*Instructions to follow*. Every record below is to be restated word for word.

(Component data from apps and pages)
********

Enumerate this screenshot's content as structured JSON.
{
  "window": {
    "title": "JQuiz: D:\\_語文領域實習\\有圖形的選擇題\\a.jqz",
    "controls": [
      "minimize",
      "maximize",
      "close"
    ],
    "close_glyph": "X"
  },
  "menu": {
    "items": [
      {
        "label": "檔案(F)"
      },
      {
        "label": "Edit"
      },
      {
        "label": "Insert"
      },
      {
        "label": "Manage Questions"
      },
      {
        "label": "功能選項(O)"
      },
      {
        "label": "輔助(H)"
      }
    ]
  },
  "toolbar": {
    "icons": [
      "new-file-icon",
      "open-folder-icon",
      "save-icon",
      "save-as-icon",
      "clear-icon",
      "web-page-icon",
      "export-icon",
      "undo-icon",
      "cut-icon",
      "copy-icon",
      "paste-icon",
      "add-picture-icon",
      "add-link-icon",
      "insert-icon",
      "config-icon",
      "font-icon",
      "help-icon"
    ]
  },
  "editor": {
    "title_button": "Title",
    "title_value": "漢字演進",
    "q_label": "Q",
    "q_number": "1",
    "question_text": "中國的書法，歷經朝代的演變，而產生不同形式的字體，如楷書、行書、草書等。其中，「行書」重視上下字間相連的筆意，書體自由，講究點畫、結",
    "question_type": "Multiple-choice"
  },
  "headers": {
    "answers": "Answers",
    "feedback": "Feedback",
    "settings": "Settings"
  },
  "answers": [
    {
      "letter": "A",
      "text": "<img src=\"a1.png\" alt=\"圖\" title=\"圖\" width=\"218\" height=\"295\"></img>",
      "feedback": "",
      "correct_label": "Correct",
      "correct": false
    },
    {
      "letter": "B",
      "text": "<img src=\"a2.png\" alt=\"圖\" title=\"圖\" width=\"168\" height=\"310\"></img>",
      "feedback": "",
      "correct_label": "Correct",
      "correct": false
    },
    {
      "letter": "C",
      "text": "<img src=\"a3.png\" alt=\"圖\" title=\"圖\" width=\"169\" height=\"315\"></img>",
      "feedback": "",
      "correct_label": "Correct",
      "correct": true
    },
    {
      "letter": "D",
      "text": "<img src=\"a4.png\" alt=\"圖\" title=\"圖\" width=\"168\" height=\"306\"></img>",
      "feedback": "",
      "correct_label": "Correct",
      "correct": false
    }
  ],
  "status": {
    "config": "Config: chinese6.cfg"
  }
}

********

*Result for this task*.
Enumerate this screenshot's content as structured JSON.
{
  "window": {
    "title": "JQuiz: D:\\_語文領域實習\\有圖形的選擇題\\a.jqz",
    "controls": [
      "minimize",
      "maximize",
      "close"
    ],
    "close_glyph": "X"
  },
  "menu": {
    "items": [
      {
        "label": "檔案(F)"
      },
      {
        "label": "Edit"
      },
      {
        "label": "Insert"
      },
      {
        "label": "Manage Questions"
      },
      {
        "label": "功能選項(O)"
      },
      {
        "label": "輔助(H)"
      }
    ]
  },
  "toolbar": {
    "icons": [
      "new-file-icon",
      "open-folder-icon",
      "save-icon",
      "save-as-icon",
      "clear-icon",
      "web-page-icon",
      "export-icon",
      "undo-icon",
      "cut-icon",
      "copy-icon",
      "paste-icon",
      "add-picture-icon",
      "add-link-icon",
      "insert-icon",
      "config-icon",
      "font-icon",
      "help-icon"
    ]
  },
  "editor": {
    "title_button": "Title",
    "title_value": "漢字演進",
    "q_label": "Q",
    "q_number": "1",
    "question_text": "中國的書法，歷經朝代的演變，而產生不同形式的字體，如楷書、行書、草書等。其中，「行書」重視上下字間相連的筆意，書體自由，講究點畫、結",
    "question_type": "Multiple-choice"
  },
  "headers": {
    "answers": "Answers",
    "feedback": "Feedback",
    "settings": "Settings"
  },
  "answers": [
    {
      "letter": "A",
      "text": "<img src=\"a1.png\" alt=\"圖\" title=\"圖\" width=\"218\" height=\"295\"></img>",
      "feedback": "",
      "correct_label": "Correct",
      "correct": false
    },
    {
      "letter": "B",
      "text": "<img src=\"a2.png\" alt=\"圖\" title=\"圖\" width=\"168\" height=\"310\"></img>",
      "feedback": "",
      "correct_label": "Correct",
      "correct": false
    },
    {
      "letter": "C",
      "text": "<img src=\"a3.png\" alt=\"圖\" title=\"圖\" width=\"169\" height=\"315\"></img>",
      "feedback": "",
      "correct_label": "Correct",
      "correct": true
    },
    {
      "letter": "D",
      "text": "<img src=\"a4.png\" alt=\"圖\" title=\"圖\" width=\"168\" height=\"306\"></img>",
      "feedback": "",
      "correct_label": "Correct",
      "correct": false
    }
  ],
  "status": {
    "config": "Config: chinese6.cfg"
  }
}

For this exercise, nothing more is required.